The increased stabilization energy of the S2QA and S2QB recombinations in the PSII centers that contain the D1′ protein was confirmed by the increased peak positions of the Q and B bands, respectively.

The parallel shift of the two bands supports the idea that the decreased redox potential of the S2 state is responsible for the stabilization.

The B band is downshifted almost to the position of the Q band in the F186L and P162SF186L mutants, which is also consistent with the destabilization of QB shown by the fluorescence results.

In the F186A mutant a significant part of the B band is seen at the position of the Q band in the absence of DCMU, which is in agreement with the retarded QA to QB electron transfer shown by the fluorescence data.

It is of note, however, that the peak position of the Q band is somewhat lower in the F186L and P162SF186L mutants than in the AR1 strain although the increased time constant of fluorescence decay indicates almost the same extent of stabilization for S2QA as for seen in the A1K strain (Table 2), whose peak temperature is almost 20 °C higher.

The reason for this effect is not fully understood at present, but might be related to the modification of non-radiative recombination pathways that influence the TL characteristics39,40.

The function of F186 in PSII

From the positioning of the aromatic ring of F186, predicted from computer assisted structural modeling, it was proposed that this residue might facilitate electron transfer between Tyr-Z and P680.18

Although the recent crystal structure of PSII8 confirms that F186 is indeed located halfway between Tyr-Z and P680, previous studies on site directed mutants have shown that this residue is not absolutely required for donor side electron transfer.19,20

Several mutations of F186 are photoautrophic and able to evolve oxygen.20

However, the flash pattern of the oxygen yield is largely distorted and the probability of misses increased.19

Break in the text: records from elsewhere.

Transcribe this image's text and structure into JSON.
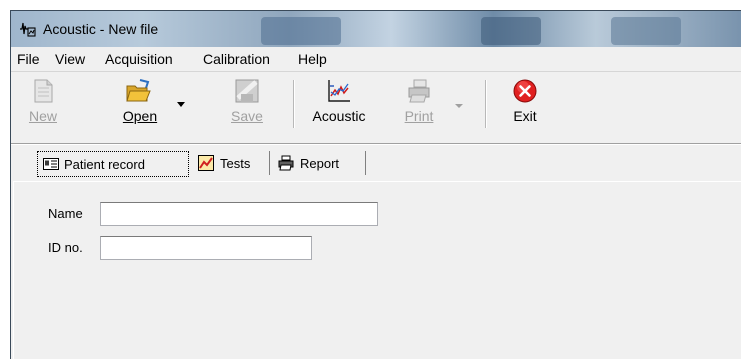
{
  "window": {
    "title": "Acoustic - New file",
    "icon": "app-waveform-icon"
  },
  "menu": [
    "File",
    "View",
    "Acquisition",
    "Calibration",
    "Help"
  ],
  "toolbar": {
    "new": {
      "label": "New",
      "icon": "new-file-icon",
      "enabled": false
    },
    "open": {
      "label": "Open",
      "icon": "open-folder-icon",
      "enabled": true
    },
    "save": {
      "label": "Save",
      "icon": "save-disk-icon",
      "enabled": false
    },
    "acoustic": {
      "label": "Acoustic",
      "icon": "acoustic-chart-icon",
      "enabled": true
    },
    "print": {
      "label": "Print",
      "icon": "printer-icon",
      "enabled": false
    },
    "exit": {
      "label": "Exit",
      "icon": "exit-x-icon",
      "enabled": true
    }
  },
  "tabs": [
    {
      "label": "Patient record",
      "icon": "id-card-icon",
      "active": true
    },
    {
      "label": "Tests",
      "icon": "chart-tests-icon",
      "active": false
    },
    {
      "label": "Report",
      "icon": "printer-icon",
      "active": false
    }
  ],
  "patient": {
    "name_label": "Name",
    "name_value": "",
    "id_label": "ID no.",
    "id_value": ""
  },
  "colors": {
    "exit_red": "#e02020",
    "open_yellow": "#f2c23a",
    "tab_red": "#d02020"
  }
}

This effect could partly be explained by the retarded QA to QB electron transfer, which facilitates S2QA recombination, and partly by donor-side induced modifications in the F186 mutants.

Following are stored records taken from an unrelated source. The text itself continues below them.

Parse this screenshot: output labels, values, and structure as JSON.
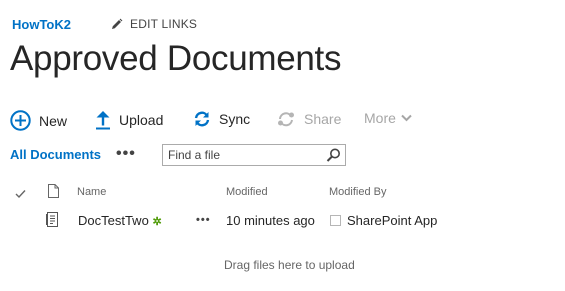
{
  "header": {
    "site_title": "HowToK2",
    "edit_links_label": "EDIT LINKS",
    "page_title": "Approved Documents"
  },
  "commands": {
    "new_label": "New",
    "upload_label": "Upload",
    "sync_label": "Sync",
    "share_label": "Share",
    "more_label": "More"
  },
  "views": {
    "current_view": "All Documents",
    "more_views": "•••"
  },
  "search": {
    "placeholder": "Find a file"
  },
  "table": {
    "columns": {
      "name": "Name",
      "modified": "Modified",
      "modified_by": "Modified By"
    },
    "rows": [
      {
        "name": "DocTestTwo",
        "new_indicator": "✲",
        "ellipsis": "•••",
        "modified": "10 minutes ago",
        "modified_by": "SharePoint App"
      }
    ]
  },
  "drag_drop_text": "Drag files here to upload",
  "colors": {
    "accent": "#0072c6",
    "new_item": "#4e9a06",
    "disabled": "#a6a6a6"
  }
}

Such donor side effect has already been suggested by Funk et al19. and was demonstrated by our results.

From the present and previous data it is obvious that F186 is not indispensable for PSII activity.

However, it is involved in the regulation of charge stabilization in the water-oxidizing complex, and, surprisingly, in the regulation of efficient electron transfer between QA and QB.

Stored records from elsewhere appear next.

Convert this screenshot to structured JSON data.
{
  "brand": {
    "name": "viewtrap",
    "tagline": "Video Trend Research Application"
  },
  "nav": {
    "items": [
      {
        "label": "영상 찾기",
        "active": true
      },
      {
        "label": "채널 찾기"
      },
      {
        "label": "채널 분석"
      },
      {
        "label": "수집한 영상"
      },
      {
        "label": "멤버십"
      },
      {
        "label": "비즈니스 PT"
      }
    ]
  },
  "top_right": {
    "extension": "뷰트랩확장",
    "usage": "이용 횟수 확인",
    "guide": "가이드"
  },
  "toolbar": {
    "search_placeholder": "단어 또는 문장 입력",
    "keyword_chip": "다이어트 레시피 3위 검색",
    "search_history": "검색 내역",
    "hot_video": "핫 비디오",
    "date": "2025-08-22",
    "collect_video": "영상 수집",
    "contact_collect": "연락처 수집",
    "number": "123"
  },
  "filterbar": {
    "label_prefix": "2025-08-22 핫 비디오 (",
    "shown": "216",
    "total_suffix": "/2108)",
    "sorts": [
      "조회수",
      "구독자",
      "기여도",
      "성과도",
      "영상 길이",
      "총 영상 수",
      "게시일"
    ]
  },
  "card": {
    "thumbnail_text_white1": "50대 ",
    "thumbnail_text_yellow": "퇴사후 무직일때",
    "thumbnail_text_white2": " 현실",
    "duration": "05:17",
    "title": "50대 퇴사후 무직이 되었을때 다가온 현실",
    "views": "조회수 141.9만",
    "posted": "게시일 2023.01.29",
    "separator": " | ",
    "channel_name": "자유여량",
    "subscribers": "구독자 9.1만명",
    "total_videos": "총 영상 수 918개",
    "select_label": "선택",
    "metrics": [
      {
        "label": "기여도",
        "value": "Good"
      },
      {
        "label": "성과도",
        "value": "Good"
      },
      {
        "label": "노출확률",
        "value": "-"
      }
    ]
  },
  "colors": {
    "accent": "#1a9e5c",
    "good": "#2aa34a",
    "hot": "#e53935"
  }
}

The enigmatic role of the D1′ protein

The utilization of D1 protein copies with different amino acid sequences and differently regulated promoters appears to be a common strategy of cyanobacteria to cope with changing environmental conditions.

A well studied example is Synechococcus 7942 that encodes two different D1 polypeptides (D1:1 and D1:2) by three psbA genes.10

D1:1 is replaced by D1:2 under stress induced by high light,41,42 cold43 and UV-B radiation44 as an important part of the defence/acclimation process.

In Synechocystis 6803 the transcription of the psbA2 and psbA3 genes, which encode identical D1, is also regulated differentially under high light9,15 and UV radiation,45,46 helping to increase the psbA transcript level under conditions that require rapid PSII repair.

Although the sequence of D1′ does not show higher similarity to the stress-inducible D1:2 form of Synechococcus 7942 than to the other cyanobacterial D1 proteins it seems likely that the original function of D1′ was also related to environmental adaptation.

The apparent silence of the psbA1 gene most likely indicates that the putative environmental conditions, which required the presence of D1′ did not represent significant evolutionary pressure in the recent history of Synechococystis 6803 that led to the loss of the psbA1 promoter activity.

However, the fact that D1′ containing PSII centers are fully functional despite the large number of amino acid substitutions might indicate that under special conditions the D1′ protein could be expressed.

This idea is strengthened by our observation that slow electron transfer between QA and QB in the F186L mutant is fully restored in the D1′ containing PSII centers, indicating that the unfavorable effect of the F186L substitution on the acceptor side electron transport is compensated by the other amino acid substitutions of D1′ making the D1′ containing cells photosynthetically efficient.